Write out all the entries word for word and omit any pictures.

•••

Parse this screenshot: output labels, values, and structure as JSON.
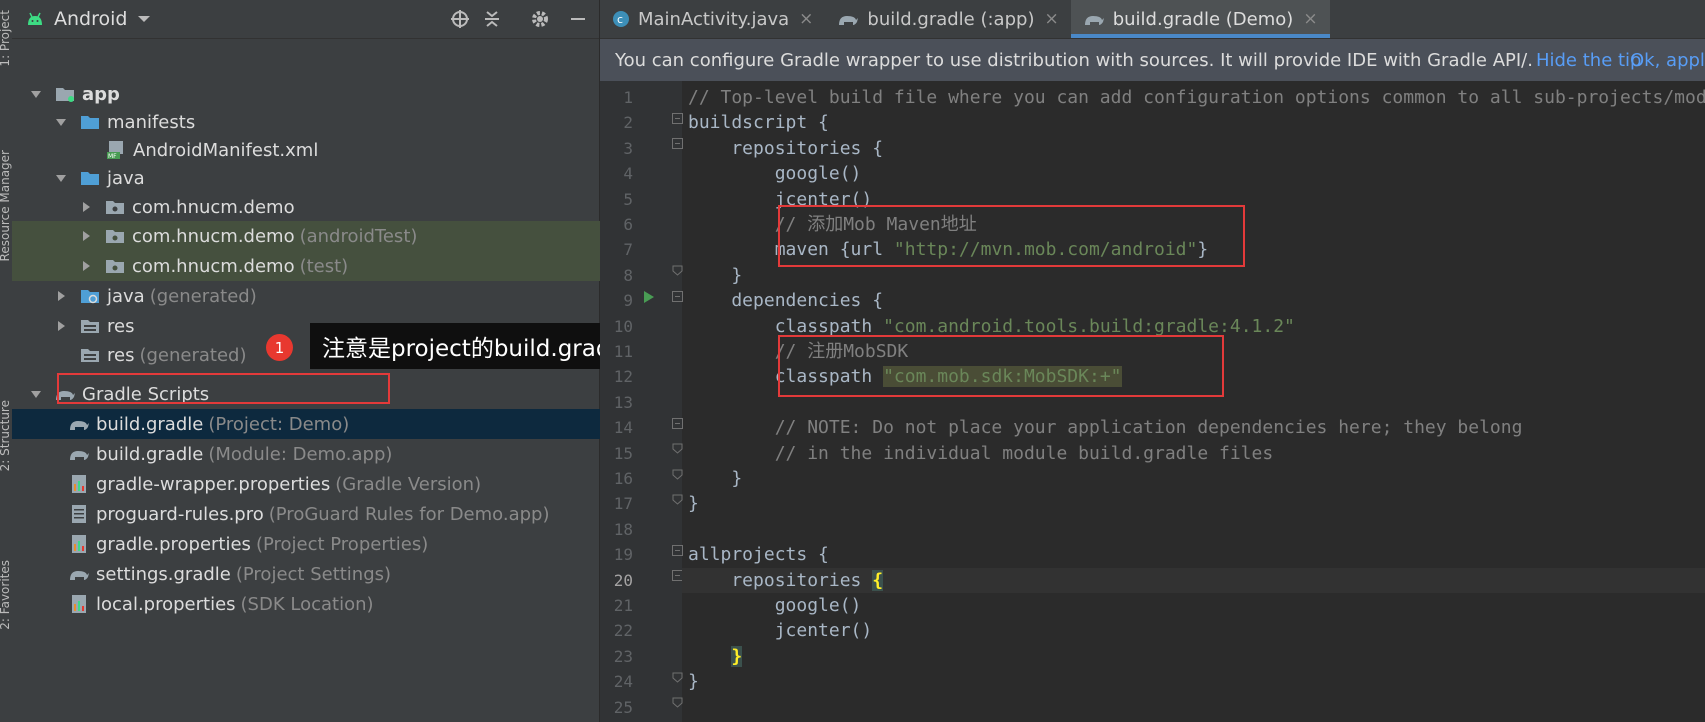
{
  "side_strip": {
    "labels": [
      "1: Project",
      "Resource Manager",
      "2: Structure",
      "2: Favorites"
    ]
  },
  "project_panel": {
    "view_selector": "Android",
    "tree": [
      {
        "label": "app",
        "dim": "",
        "bold": true
      },
      {
        "label": "manifests",
        "dim": ""
      },
      {
        "label": "AndroidManifest.xml",
        "dim": ""
      },
      {
        "label": "java",
        "dim": ""
      },
      {
        "label": "com.hnucm.demo",
        "dim": ""
      },
      {
        "label": "com.hnucm.demo",
        "dim": "(androidTest)"
      },
      {
        "label": "com.hnucm.demo",
        "dim": "(test)"
      },
      {
        "label": "java",
        "dim": "(generated)"
      },
      {
        "label": "res",
        "dim": ""
      },
      {
        "label": "res",
        "dim": "(generated)"
      },
      {
        "label": "Gradle Scripts",
        "dim": ""
      },
      {
        "label": "build.gradle",
        "dim": "(Project: Demo)"
      },
      {
        "label": "build.gradle",
        "dim": "(Module: Demo.app)"
      },
      {
        "label": "gradle-wrapper.properties",
        "dim": "(Gradle Version)"
      },
      {
        "label": "proguard-rules.pro",
        "dim": "(ProGuard Rules for Demo.app)"
      },
      {
        "label": "gradle.properties",
        "dim": "(Project Properties)"
      },
      {
        "label": "settings.gradle",
        "dim": "(Project Settings)"
      },
      {
        "label": "local.properties",
        "dim": "(SDK Location)"
      }
    ]
  },
  "annotation": {
    "badge": "1",
    "text": "注意是project的build.gradle"
  },
  "tabs": [
    {
      "label": "MainActivity.java",
      "close": "×"
    },
    {
      "label": "build.gradle (:app)",
      "close": "×"
    },
    {
      "label": "build.gradle (Demo)",
      "close": "×"
    }
  ],
  "notice": {
    "text": "You can configure Gradle wrapper to use distribution with sources. It will provide IDE with Gradle API/.",
    "hide_link": "Hide the tip",
    "ok_link": "Ok, apply"
  },
  "editor": {
    "current_line": 20,
    "line_numbers": [
      "1",
      "2",
      "3",
      "4",
      "5",
      "6",
      "7",
      "8",
      "9",
      "10",
      "11",
      "12",
      "13",
      "14",
      "15",
      "16",
      "17",
      "18",
      "19",
      "20",
      "21",
      "22",
      "23",
      "24",
      "25"
    ],
    "lines": {
      "l1": "// Top-level build file where you can add configuration options common to all sub-projects/modules.",
      "l2": "buildscript {",
      "l3": "    repositories {",
      "l4": "        google()",
      "l5": "        jcenter()",
      "l6": "        // 添加Mob Maven地址",
      "l7a": "        maven {url ",
      "l7b": "\"http://mvn.mob.com/android\"",
      "l7c": "}",
      "l8": "    }",
      "l9": "    dependencies {",
      "l10a": "        classpath ",
      "l10b": "\"com.android.tools.build:gradle:4.1.2\"",
      "l11": "        // 注册MobSDK",
      "l12a": "        classpath ",
      "l12b": "\"com.mob.sdk:MobSDK:+\"",
      "l14": "        // NOTE: Do not place your application dependencies here; they belong",
      "l15": "        // in the individual module build.gradle files",
      "l16": "    }",
      "l17": "}",
      "l19": "allprojects {",
      "l20a": "    repositories ",
      "l20b": "{",
      "l21": "        google()",
      "l22": "        jcenter()",
      "l23a": "    ",
      "l23b": "}",
      "l24": "}"
    }
  }
}
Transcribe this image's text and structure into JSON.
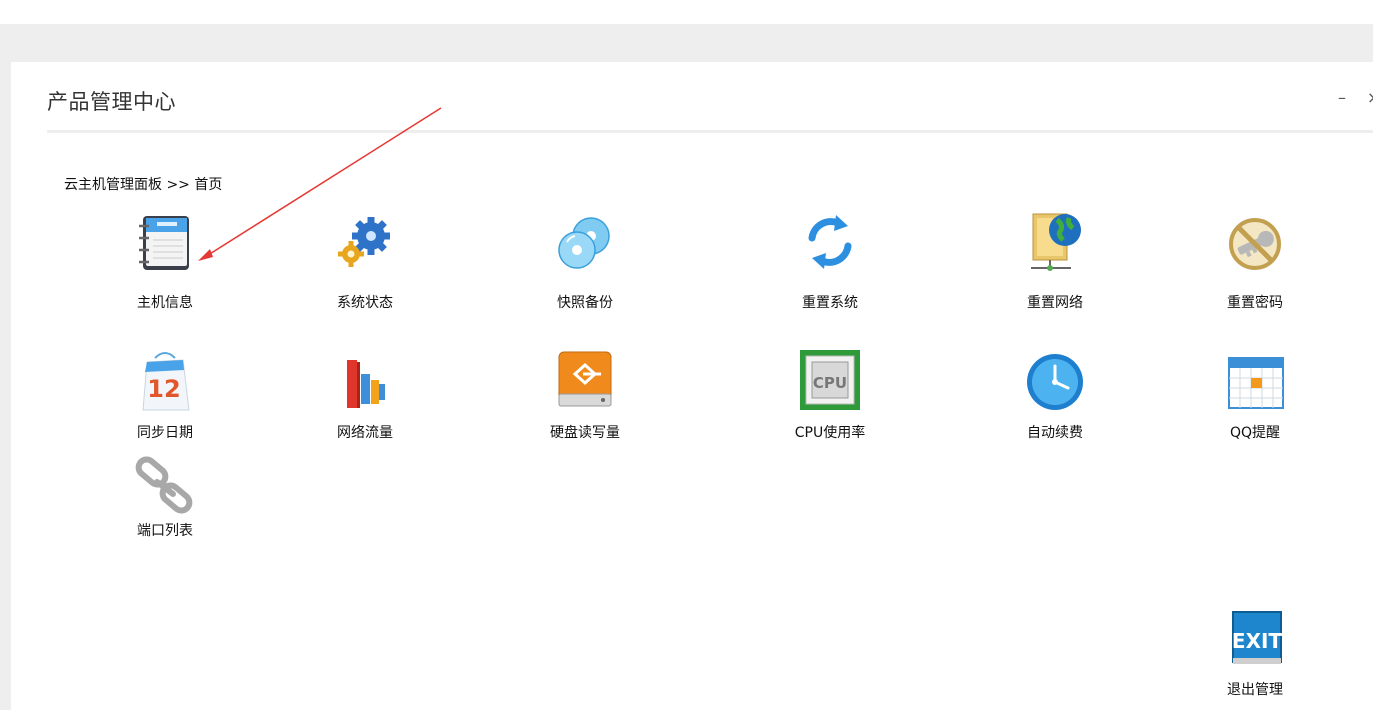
{
  "panel": {
    "title": "产品管理中心",
    "minimize_glyph": "–",
    "close_glyph": "×"
  },
  "breadcrumb": "云主机管理面板 >> 首页",
  "tiles": [
    {
      "label": "主机信息",
      "icon": "address-book-icon"
    },
    {
      "label": "系统状态",
      "icon": "gears-icon"
    },
    {
      "label": "快照备份",
      "icon": "discs-icon"
    },
    {
      "label": "重置系统",
      "icon": "refresh-icon"
    },
    {
      "label": "重置网络",
      "icon": "network-globe-icon"
    },
    {
      "label": "重置密码",
      "icon": "no-key-icon"
    },
    {
      "label": "同步日期",
      "icon": "calendar-bag-icon"
    },
    {
      "label": "网络流量",
      "icon": "bar-chart-icon"
    },
    {
      "label": "硬盘读写量",
      "icon": "hard-drive-icon"
    },
    {
      "label": "CPU使用率",
      "icon": "cpu-chip-icon"
    },
    {
      "label": "自动续费",
      "icon": "clock-icon"
    },
    {
      "label": "QQ提醒",
      "icon": "calendar-grid-icon"
    },
    {
      "label": "端口列表",
      "icon": "chain-link-icon"
    },
    {
      "label": "退出管理",
      "icon": "exit-sign-icon"
    }
  ],
  "calendar_day": "12",
  "cpu_text": "CPU",
  "exit_text": "EXIT",
  "colors": {
    "background_gray": "#eeeeee",
    "annotation_arrow": "#e53935"
  }
}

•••

**TASK OUTPUT**.
Parse this screenshot: output labels, values, and structure as JSON.
{
  "side_strip": {
    "labels": [
      "1: Project",
      "Resource Manager",
      "2: Structure",
      "2: Favorites"
    ]
  },
  "project_panel": {
    "view_selector": "Android",
    "tree": [
      {
        "label": "app",
        "dim": "",
        "bold": true
      },
      {
        "label": "manifests",
        "dim": ""
      },
      {
        "label": "AndroidManifest.xml",
        "dim": ""
      },
      {
        "label": "java",
        "dim": ""
      },
      {
        "label": "com.hnucm.demo",
        "dim": ""
      },
      {
        "label": "com.hnucm.demo",
        "dim": "(androidTest)"
      },
      {
        "label": "com.hnucm.demo",
        "dim": "(test)"
      },
      {
        "label": "java",
        "dim": "(generated)"
      },
      {
        "label": "res",
        "dim": ""
      },
      {
        "label": "res",
        "dim": "(generated)"
      },
      {
        "label": "Gradle Scripts",
        "dim": ""
      },
      {
        "label": "build.gradle",
        "dim": "(Project: Demo)"
      },
      {
        "label": "build.gradle",
        "dim": "(Module: Demo.app)"
      },
      {
        "label": "gradle-wrapper.properties",
        "dim": "(Gradle Version)"
      },
      {
        "label": "proguard-rules.pro",
        "dim": "(ProGuard Rules for Demo.app)"
      },
      {
        "label": "gradle.properties",
        "dim": "(Project Properties)"
      },
      {
        "label": "settings.gradle",
        "dim": "(Project Settings)"
      },
      {
        "label": "local.properties",
        "dim": "(SDK Location)"
      }
    ]
  },
  "annotation": {
    "badge": "1",
    "text": "注意是project的build.gradle"
  },
  "tabs": [
    {
      "label": "MainActivity.java",
      "close": "×"
    },
    {
      "label": "build.gradle (:app)",
      "close": "×"
    },
    {
      "label": "build.gradle (Demo)",
      "close": "×"
    }
  ],
  "notice": {
    "text": "You can configure Gradle wrapper to use distribution with sources. It will provide IDE with Gradle API/.",
    "hide_link": "Hide the tip",
    "ok_link": "Ok, apply"
  },
  "editor": {
    "current_line": 20,
    "line_numbers": [
      "1",
      "2",
      "3",
      "4",
      "5",
      "6",
      "7",
      "8",
      "9",
      "10",
      "11",
      "12",
      "13",
      "14",
      "15",
      "16",
      "17",
      "18",
      "19",
      "20",
      "21",
      "22",
      "23",
      "24",
      "25"
    ],
    "lines": {
      "l1": "// Top-level build file where you can add configuration options common to all sub-projects/modules.",
      "l2": "buildscript {",
      "l3": "    repositories {",
      "l4": "        google()",
      "l5": "        jcenter()",
      "l6": "        // 添加Mob Maven地址",
      "l7a": "        maven {url ",
      "l7b": "\"http://mvn.mob.com/android\"",
      "l7c": "}",
      "l8": "    }",
      "l9": "    dependencies {",
      "l10a": "        classpath ",
      "l10b": "\"com.android.tools.build:gradle:4.1.2\"",
      "l11": "        // 注册MobSDK",
      "l12a": "        classpath ",
      "l12b": "\"com.mob.sdk:MobSDK:+\"",
      "l14": "        // NOTE: Do not place your application dependencies here; they belong",
      "l15": "        // in the individual module build.gradle files",
      "l16": "    }",
      "l17": "}",
      "l19": "allprojects {",
      "l20a": "    repositories ",
      "l20b": "{",
      "l21": "        google()",
      "l22": "        jcenter()",
      "l23a": "    ",
      "l23b": "}",
      "l24": "}"
    }
  }
}
Transcribe this image's text and structure into JSON.
{
  "panel": {
    "title": "产品管理中心",
    "minimize_glyph": "–",
    "close_glyph": "×"
  },
  "breadcrumb": "云主机管理面板 >> 首页",
  "tiles": [
    {
      "label": "主机信息",
      "icon": "address-book-icon"
    },
    {
      "label": "系统状态",
      "icon": "gears-icon"
    },
    {
      "label": "快照备份",
      "icon": "discs-icon"
    },
    {
      "label": "重置系统",
      "icon": "refresh-icon"
    },
    {
      "label": "重置网络",
      "icon": "network-globe-icon"
    },
    {
      "label": "重置密码",
      "icon": "no-key-icon"
    },
    {
      "label": "同步日期",
      "icon": "calendar-bag-icon"
    },
    {
      "label": "网络流量",
      "icon": "bar-chart-icon"
    },
    {
      "label": "硬盘读写量",
      "icon": "hard-drive-icon"
    },
    {
      "label": "CPU使用率",
      "icon": "cpu-chip-icon"
    },
    {
      "label": "自动续费",
      "icon": "clock-icon"
    },
    {
      "label": "QQ提醒",
      "icon": "calendar-grid-icon"
    },
    {
      "label": "端口列表",
      "icon": "chain-link-icon"
    },
    {
      "label": "退出管理",
      "icon": "exit-sign-icon"
    }
  ],
  "calendar_day": "12",
  "cpu_text": "CPU",
  "exit_text": "EXIT",
  "colors": {
    "background_gray": "#eeeeee",
    "annotation_arrow": "#e53935"
  }
}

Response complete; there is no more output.